Page:An account of a voyage to establish a colony at Port Philip in Bass's Strait.djvu/81

From Wikisource
Jump to navigation Jump to search
This page has been validated.

( 56 )

a dozen slaves, live in idleness upon the wages of their labour, arid stroll the streets in all the solemnity of self-importance. In their general expences, the rich are penurious, and the marriage of their children alone seems to thaw their frozen generosity; on these occasions, they run into the contrary extreme, and ridiculous extravagance becomes the order of the day. I have seen a bridal chemise, the needlework of which had cost fifty pounds, and the rest of the marriage paraphernalia was in the same proportion of expence.

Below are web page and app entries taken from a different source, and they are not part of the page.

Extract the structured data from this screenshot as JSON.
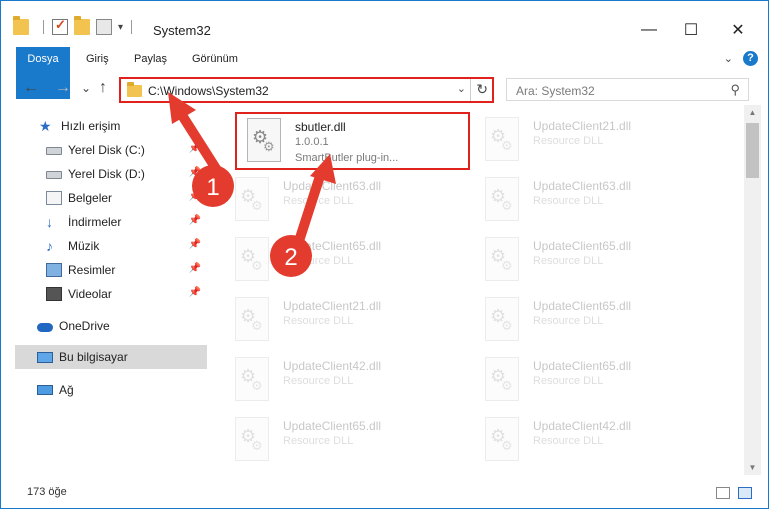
{
  "window": {
    "title": "System32",
    "controls": {
      "minimize": "—",
      "maximize": "☐",
      "close": "✕"
    }
  },
  "ribbon": {
    "tabs": [
      "Dosya",
      "Giriş",
      "Paylaş",
      "Görünüm"
    ],
    "help": "?"
  },
  "navigation": {
    "back_glyph": "←",
    "forward_glyph": "→",
    "recent_glyph": "⌄",
    "up_glyph": "↑",
    "address": "C:\\Windows\\System32",
    "refresh_glyph": "↻",
    "search_placeholder": "Ara: System32",
    "search_icon": "search-icon"
  },
  "sidebar": {
    "items": [
      {
        "label": "Hızlı erişim",
        "icon": "star-icon",
        "pinned": false
      },
      {
        "label": "Yerel Disk (C:)",
        "icon": "drive-icon",
        "pinned": true
      },
      {
        "label": "Yerel Disk (D:)",
        "icon": "drive-icon",
        "pinned": true
      },
      {
        "label": "Belgeler",
        "icon": "documents-icon",
        "pinned": true
      },
      {
        "label": "İndirmeler",
        "icon": "download-icon",
        "pinned": true
      },
      {
        "label": "Müzik",
        "icon": "music-icon",
        "pinned": true
      },
      {
        "label": "Resimler",
        "icon": "pictures-icon",
        "pinned": true
      },
      {
        "label": "Videolar",
        "icon": "videos-icon",
        "pinned": true
      },
      {
        "label": "OneDrive",
        "icon": "cloud-icon",
        "pinned": false
      },
      {
        "label": "Bu bilgisayar",
        "icon": "computer-icon",
        "pinned": false,
        "selected": true
      },
      {
        "label": "Ağ",
        "icon": "network-icon",
        "pinned": false
      }
    ]
  },
  "files": [
    {
      "name": "sbutler.dll",
      "line1": "1.0.0.1",
      "line2": "SmartButler plug-in...",
      "highlighted": true
    },
    {
      "name": "UpdateClient21.dll",
      "line1": "Resource DLL"
    },
    {
      "name": "UpdateClient63.dll",
      "line1": "Resource DLL"
    },
    {
      "name": "UpdateClient63.dll",
      "line1": "Resource DLL"
    },
    {
      "name": "UpdateClient65.dll",
      "line1": "Resource DLL"
    },
    {
      "name": "UpdateClient65.dll",
      "line1": "Resource DLL"
    },
    {
      "name": "UpdateClient21.dll",
      "line1": "Resource DLL"
    },
    {
      "name": "UpdateClient65.dll",
      "line1": "Resource DLL"
    },
    {
      "name": "UpdateClient42.dll",
      "line1": "Resource DLL"
    },
    {
      "name": "UpdateClient65.dll",
      "line1": "Resource DLL"
    },
    {
      "name": "UpdateClient65.dll",
      "line1": "Resource DLL"
    },
    {
      "name": "UpdateClient42.dll",
      "line1": "Resource DLL"
    }
  ],
  "status": {
    "item_count": "173 öğe"
  },
  "annotations": {
    "step1": "1",
    "step2": "2",
    "color": "#e33b2e"
  },
  "colors": {
    "accent": "#1979ca",
    "highlight_border": "#e0211c"
  }
}
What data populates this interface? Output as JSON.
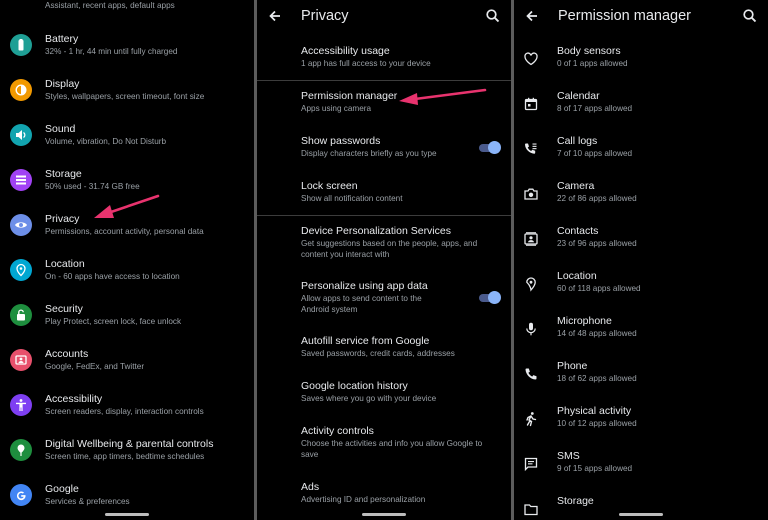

Their entertainments are profuse in proportion as they are rare, but seldom possess any title to elegance, and sometimes want even common cleanliness to recommend them to an English appetite*. The car-